The last season thus feels almost like an entirely different show. This is unfortunate as Boyle’s unflinching portrayal of Helen was the only thing left to distract us from the tabloids’ penchant for showcasing her frighteningly skinny frame.

FRASIER (1993-2004)

Airs: Channel 5 showed the seventh season last year, but has since stopped airing the show.

In a nutshell: A spin-off of sitcom Cheers created by David Angell, Peter Casey and David Lee. This show sees Kelsey Grammer reprising his role as stuffy psychiatrist Frasier Crane and returning to his hometown of Seattle to develop a career as a radio personality, as well as bond with his father Martin (John Mahoney) and brother Niles (David Hyde Pierce).

Jane Leeves plays Daphne, Martin’s garrulous physical therapist from Manchester and the object of Niles’ affection. Peri Gilpin completes the cast as Roz, Frasier’s promiscuous producer.

Awards and accolades: With its sophisticated banter and sparkling cast chemistry, this sitcom was the envy of all in the television industry in the 1990s, when it won the Emmy for Outstanding Comedy Series for five years in a row (from 1994 to 1998). Grammer won Emmys for Outstanding Lead Actor in a comedy series in 1994, 1995 and 1998, while Pierce won Emmys for Outstanding Supporting Actor in a Comedy Series in 1995, 1998 and 1999.

Last impressions: At its best, the show was a fun dose of impeccable comic timing and urbane wit. But with its 11-year run, Frasier may have overstayed its welcome.

The show wrapped up in the US around the same time as Friends, which unfortunately stole much of its swansong thunder. Plot resolutions were high on sentiment and low on freshness, with much of the suspense centred on whether Frasier would end up with the girl of his dreams.

SEX AND THE CITY (1998-2004)

Airs: HBO (StarHub Ch 60) on Tuesdays, 10pm

In a nutshell: New York Observer columnist Candace Bushnell’s observations on sex and dating in the Big Apple were transformed into a critically-acclaimed show by producer Darren Star featuring New Yorkers Carrie (Sarah Jessica Parker), Miranda (Cynthia Nixon), Charlotte (Kristin Davis) and Samantha (Kim Catrall) navigating the joys and tribulations of love, lust, and everything in between.

Awards and accolades: The show was the darling of the Golden Globes, winning Best TV Series - Comedy/Musical from 2000 to 2002. Parker and Catrall have also received Golden Globe nods for their lead and supporting roles respectively.

However, the show’s impact is best measured in sales of products featured in the show which are reported to shoot up right after the relevant episode airs. Being chosen as a Sex And The City filming location has also become a coveted honour for restaurants and clubs in New York City, where the series was shot.

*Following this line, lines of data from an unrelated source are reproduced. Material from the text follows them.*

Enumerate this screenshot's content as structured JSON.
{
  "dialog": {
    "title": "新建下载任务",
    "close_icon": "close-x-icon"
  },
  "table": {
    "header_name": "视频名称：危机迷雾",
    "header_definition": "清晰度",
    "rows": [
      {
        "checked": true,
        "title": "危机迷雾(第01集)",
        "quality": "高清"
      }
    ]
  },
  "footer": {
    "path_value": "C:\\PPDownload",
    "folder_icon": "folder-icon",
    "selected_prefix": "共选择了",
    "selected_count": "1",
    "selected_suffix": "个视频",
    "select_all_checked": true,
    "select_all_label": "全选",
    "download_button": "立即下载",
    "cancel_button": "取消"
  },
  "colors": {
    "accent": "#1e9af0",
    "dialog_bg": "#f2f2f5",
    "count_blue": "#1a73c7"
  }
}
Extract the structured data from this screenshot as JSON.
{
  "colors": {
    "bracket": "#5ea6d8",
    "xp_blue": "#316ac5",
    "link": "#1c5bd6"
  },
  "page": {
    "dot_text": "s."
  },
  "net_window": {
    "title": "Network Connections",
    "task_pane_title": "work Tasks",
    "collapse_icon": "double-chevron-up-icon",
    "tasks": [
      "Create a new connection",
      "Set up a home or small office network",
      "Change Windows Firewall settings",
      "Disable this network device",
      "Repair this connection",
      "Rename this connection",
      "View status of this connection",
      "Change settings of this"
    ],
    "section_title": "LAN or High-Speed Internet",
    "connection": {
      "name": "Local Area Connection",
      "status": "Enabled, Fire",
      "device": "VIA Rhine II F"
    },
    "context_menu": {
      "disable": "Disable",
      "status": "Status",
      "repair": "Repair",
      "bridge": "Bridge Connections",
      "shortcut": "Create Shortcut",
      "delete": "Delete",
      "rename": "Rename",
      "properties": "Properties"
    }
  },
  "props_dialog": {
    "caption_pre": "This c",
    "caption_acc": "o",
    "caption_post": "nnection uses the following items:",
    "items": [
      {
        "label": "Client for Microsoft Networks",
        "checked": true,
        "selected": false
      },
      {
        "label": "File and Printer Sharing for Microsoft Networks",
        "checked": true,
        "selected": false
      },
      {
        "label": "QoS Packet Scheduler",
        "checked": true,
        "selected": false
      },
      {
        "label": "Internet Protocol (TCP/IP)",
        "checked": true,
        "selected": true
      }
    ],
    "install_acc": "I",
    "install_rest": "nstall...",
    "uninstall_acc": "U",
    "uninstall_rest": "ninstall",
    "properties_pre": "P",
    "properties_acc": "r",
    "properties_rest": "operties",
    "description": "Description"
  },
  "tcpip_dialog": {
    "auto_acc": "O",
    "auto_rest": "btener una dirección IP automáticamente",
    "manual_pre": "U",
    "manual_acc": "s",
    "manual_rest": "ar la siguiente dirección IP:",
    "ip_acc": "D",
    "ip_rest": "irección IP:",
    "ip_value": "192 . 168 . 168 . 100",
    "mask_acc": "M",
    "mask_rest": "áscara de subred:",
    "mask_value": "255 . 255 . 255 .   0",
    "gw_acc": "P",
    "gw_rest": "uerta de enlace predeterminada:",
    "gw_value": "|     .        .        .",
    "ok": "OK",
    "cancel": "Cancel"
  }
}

Feminists carp about the leading ladies’ preoccupation with fashion and men, but the fun of its provocative plots and dialogue cannot be denied.

Last impressions: Parker, who is also a producer of the show, showed her showbiz acumen by choosing to wrap up the series in its sixth season, before the champagne-bubbly nature of its appeal went flat.

The last season continues to push the same buttons about sex and relationships, and allows fans to bid a fond farewell to the sassy foursome. Plans of mounting a big-screen version of the show recently fell through due to reported bad blood between Parker and Catrall.